Problem requirements:
If a line in the material below has the string "Camera", copy it out.

___ Entries provided ___

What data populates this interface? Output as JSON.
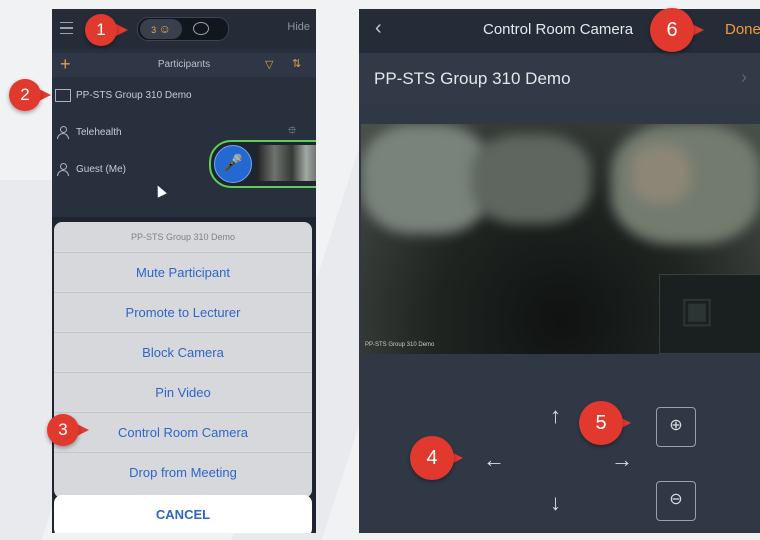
{
  "left_screen": {
    "header": {
      "participant_count": "3",
      "hide_label": "Hide"
    },
    "participants_bar": {
      "title": "Participants"
    },
    "participants": [
      {
        "name": "PP-STS Group 310 Demo",
        "icon": "room-icon"
      },
      {
        "name": "Telehealth",
        "icon": "person-icon"
      },
      {
        "name": "Guest (Me)",
        "icon": "person-icon"
      }
    ],
    "action_sheet": {
      "title": "PP-STS Group 310 Demo",
      "items": [
        "Mute Participant",
        "Promote to Lecturer",
        "Block Camera",
        "Pin Video",
        "Control Room Camera",
        "Drop from Meeting"
      ],
      "cancel_label": "CANCEL"
    }
  },
  "right_screen": {
    "nav": {
      "title": "Control Room Camera",
      "done_label": "Done"
    },
    "room_name": "PP-STS Group 310 Demo",
    "video_label": "PP-STS Group 310 Demo",
    "controls": {
      "up": "↑",
      "down": "↓",
      "left": "←",
      "right": "→",
      "zoom_in": "⊕",
      "zoom_out": "⊖"
    }
  },
  "callouts": [
    "1",
    "2",
    "3",
    "4",
    "5",
    "6"
  ],
  "colors": {
    "callout_red": "#e2392f",
    "accent_orange": "#f29a38",
    "sheet_blue": "#2e66c7",
    "active_green": "#5fcf5a",
    "mic_blue": "#2468d1"
  }
}
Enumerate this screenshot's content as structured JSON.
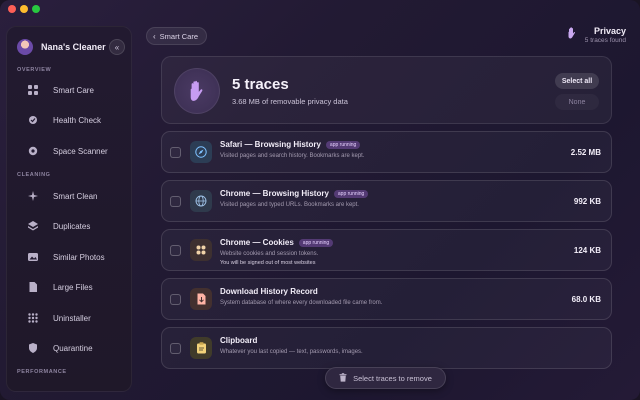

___

Result for this exercise:
        "Block Camera",
        "Control Room Camera",
      "title": "Control Room Camera",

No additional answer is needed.